* TASK PROMPT *
Check each line below for the word "this" and give the count alone.
*** EXTRACTED RECORDS Section Begins ***
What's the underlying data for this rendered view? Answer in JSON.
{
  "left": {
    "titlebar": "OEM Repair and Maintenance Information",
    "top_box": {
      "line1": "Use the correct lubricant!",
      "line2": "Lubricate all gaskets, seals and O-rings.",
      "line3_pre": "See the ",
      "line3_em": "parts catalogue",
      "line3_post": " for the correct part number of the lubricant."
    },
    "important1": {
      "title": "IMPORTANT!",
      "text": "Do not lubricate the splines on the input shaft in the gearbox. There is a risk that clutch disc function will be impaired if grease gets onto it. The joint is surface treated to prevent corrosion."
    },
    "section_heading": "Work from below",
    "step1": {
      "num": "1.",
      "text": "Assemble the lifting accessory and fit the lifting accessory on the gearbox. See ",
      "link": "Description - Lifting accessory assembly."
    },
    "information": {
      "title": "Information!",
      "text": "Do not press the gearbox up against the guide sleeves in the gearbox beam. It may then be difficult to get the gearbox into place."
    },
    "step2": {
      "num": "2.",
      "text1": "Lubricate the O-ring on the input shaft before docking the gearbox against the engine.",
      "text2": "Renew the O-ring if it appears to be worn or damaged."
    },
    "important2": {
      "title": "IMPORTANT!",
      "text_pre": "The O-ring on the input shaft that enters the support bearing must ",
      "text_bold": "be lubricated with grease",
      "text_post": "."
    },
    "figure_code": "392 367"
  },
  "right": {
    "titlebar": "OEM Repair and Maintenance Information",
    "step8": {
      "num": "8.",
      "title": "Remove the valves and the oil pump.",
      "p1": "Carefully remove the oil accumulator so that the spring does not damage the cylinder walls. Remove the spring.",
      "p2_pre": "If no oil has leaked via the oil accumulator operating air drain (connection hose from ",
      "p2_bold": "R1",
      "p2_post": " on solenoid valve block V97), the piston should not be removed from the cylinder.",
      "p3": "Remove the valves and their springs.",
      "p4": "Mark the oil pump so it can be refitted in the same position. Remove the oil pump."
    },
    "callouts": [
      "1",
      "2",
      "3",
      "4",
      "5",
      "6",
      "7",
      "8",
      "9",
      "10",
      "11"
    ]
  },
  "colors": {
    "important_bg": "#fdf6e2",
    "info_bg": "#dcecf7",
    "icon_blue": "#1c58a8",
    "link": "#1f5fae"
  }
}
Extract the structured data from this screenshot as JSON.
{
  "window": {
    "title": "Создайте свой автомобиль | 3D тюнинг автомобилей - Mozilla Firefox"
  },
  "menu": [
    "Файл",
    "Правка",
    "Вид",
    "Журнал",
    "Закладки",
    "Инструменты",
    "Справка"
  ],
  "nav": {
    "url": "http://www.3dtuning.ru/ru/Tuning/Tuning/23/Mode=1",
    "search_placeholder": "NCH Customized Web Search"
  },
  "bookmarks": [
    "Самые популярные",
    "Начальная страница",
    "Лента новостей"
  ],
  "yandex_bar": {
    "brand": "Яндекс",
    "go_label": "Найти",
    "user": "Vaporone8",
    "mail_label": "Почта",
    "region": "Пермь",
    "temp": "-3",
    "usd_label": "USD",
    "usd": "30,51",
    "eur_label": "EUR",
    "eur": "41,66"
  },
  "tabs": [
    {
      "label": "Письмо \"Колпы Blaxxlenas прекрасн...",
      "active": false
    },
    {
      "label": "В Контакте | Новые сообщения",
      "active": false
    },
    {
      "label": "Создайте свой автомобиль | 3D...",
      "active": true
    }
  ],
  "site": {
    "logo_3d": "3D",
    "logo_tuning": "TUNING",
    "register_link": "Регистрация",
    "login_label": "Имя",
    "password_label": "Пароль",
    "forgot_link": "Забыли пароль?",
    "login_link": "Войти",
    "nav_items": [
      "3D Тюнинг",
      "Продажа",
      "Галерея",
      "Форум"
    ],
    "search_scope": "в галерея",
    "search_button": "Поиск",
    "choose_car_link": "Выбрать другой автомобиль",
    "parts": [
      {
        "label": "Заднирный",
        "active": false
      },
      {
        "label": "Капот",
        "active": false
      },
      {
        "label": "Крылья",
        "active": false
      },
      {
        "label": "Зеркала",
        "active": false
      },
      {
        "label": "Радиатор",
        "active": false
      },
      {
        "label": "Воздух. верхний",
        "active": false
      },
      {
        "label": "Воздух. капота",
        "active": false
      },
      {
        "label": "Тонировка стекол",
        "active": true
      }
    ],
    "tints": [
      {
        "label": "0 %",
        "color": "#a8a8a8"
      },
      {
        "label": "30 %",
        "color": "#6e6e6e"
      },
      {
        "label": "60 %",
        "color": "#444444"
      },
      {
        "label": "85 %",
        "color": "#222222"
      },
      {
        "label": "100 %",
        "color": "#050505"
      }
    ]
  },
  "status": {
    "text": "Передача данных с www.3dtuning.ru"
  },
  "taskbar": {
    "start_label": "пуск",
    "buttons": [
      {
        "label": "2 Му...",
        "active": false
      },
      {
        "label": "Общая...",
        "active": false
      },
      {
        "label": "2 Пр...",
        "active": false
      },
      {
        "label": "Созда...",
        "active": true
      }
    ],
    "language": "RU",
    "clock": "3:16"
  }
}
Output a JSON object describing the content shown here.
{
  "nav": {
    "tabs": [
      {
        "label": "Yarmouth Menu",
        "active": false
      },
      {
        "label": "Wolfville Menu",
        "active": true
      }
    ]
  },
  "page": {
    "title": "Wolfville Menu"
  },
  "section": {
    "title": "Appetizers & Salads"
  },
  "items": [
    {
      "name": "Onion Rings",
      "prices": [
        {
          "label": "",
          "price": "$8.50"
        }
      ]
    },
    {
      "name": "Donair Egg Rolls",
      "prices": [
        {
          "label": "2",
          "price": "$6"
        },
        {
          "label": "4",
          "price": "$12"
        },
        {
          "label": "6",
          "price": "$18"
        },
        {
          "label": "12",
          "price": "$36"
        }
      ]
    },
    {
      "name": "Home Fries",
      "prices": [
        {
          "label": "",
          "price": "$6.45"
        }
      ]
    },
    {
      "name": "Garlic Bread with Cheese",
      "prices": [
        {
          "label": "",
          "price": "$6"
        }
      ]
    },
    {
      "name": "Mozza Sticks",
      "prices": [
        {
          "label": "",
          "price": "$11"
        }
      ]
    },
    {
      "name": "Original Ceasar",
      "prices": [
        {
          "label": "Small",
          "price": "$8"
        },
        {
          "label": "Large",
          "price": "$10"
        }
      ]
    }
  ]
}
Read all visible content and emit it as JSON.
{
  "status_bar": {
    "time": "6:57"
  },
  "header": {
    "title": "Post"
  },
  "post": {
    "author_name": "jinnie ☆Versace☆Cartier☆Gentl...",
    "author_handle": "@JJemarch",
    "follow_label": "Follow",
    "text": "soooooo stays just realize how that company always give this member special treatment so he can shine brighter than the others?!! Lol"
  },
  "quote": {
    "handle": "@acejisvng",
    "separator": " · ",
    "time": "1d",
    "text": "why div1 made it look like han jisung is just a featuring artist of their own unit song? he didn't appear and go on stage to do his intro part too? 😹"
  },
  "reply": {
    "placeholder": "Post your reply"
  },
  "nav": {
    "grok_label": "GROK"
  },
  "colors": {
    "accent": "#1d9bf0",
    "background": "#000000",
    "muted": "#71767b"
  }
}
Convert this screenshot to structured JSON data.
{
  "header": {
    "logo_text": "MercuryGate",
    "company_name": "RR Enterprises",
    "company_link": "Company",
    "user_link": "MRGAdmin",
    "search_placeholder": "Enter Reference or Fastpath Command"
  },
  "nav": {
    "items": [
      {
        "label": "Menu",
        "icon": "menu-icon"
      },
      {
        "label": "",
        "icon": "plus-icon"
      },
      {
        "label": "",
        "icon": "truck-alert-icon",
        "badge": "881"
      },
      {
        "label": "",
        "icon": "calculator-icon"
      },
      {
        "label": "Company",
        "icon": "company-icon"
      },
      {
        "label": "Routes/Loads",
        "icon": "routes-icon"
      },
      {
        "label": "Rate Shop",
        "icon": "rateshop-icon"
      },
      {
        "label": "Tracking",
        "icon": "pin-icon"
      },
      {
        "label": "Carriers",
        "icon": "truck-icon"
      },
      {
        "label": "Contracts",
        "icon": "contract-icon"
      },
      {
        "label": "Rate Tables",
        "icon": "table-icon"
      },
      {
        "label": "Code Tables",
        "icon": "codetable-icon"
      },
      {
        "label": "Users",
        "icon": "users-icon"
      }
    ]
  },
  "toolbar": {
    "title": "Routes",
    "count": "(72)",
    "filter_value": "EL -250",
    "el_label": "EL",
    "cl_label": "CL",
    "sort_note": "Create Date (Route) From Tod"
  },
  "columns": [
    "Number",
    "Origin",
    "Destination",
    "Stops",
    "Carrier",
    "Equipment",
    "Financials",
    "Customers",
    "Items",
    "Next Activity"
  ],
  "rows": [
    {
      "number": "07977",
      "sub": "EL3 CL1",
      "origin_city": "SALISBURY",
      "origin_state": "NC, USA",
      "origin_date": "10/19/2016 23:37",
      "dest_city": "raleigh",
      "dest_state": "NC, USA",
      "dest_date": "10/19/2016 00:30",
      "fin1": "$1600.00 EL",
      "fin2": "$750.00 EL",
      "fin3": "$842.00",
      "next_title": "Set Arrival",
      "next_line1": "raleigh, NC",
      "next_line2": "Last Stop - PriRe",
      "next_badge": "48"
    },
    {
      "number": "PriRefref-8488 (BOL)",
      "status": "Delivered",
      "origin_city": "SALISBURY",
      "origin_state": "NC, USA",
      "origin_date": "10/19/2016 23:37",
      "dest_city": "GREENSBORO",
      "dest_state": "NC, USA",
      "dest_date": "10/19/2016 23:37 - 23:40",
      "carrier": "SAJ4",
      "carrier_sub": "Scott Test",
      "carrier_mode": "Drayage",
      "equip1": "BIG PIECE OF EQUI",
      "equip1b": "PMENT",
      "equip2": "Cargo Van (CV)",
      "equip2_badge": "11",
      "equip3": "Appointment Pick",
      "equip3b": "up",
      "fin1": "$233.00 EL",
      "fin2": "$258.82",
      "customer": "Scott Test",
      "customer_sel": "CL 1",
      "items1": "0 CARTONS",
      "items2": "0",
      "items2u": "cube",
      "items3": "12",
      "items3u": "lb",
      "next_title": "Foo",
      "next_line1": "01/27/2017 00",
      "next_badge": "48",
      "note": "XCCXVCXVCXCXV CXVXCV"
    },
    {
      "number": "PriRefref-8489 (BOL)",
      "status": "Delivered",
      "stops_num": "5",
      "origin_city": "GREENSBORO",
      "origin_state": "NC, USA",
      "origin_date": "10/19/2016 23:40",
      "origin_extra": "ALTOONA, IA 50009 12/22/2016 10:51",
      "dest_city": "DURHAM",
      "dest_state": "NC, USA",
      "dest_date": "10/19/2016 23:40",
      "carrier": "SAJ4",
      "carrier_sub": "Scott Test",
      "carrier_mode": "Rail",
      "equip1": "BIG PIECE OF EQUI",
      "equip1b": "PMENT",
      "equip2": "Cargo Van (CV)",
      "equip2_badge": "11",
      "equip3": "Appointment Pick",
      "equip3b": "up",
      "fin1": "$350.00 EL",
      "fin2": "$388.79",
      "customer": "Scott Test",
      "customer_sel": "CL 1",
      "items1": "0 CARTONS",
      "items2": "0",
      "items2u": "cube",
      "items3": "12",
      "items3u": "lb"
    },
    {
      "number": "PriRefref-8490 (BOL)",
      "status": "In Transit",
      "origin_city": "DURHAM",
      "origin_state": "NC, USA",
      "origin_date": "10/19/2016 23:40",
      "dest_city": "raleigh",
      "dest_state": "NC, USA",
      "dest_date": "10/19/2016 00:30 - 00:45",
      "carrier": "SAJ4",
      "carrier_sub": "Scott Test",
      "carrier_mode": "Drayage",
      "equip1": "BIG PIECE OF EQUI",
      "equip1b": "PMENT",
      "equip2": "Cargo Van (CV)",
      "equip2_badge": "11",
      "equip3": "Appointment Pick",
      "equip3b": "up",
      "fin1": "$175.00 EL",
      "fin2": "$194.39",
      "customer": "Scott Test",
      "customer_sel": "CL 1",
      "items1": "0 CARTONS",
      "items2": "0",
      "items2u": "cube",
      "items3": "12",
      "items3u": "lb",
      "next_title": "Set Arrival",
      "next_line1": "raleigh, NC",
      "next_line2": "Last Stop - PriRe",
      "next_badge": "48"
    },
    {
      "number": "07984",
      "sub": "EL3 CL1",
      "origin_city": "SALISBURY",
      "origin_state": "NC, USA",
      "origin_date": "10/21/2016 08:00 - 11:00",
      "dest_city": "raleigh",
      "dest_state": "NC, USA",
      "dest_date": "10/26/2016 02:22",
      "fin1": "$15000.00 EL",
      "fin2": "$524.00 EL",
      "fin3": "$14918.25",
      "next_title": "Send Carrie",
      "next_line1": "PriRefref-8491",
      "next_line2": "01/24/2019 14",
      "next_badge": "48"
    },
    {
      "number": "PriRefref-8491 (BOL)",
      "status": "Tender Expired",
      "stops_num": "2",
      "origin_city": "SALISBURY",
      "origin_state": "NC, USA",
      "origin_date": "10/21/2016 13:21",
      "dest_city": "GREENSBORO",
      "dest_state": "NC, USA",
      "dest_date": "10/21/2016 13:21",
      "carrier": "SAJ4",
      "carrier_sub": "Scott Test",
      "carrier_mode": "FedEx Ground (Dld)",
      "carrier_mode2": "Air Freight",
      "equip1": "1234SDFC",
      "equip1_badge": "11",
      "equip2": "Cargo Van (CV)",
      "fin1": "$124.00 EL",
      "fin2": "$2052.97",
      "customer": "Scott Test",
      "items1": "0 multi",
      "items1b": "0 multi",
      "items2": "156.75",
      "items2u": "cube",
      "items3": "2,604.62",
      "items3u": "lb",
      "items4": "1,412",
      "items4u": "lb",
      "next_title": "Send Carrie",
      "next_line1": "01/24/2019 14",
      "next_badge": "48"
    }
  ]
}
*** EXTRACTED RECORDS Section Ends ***
* YOUR RESPONSE *
4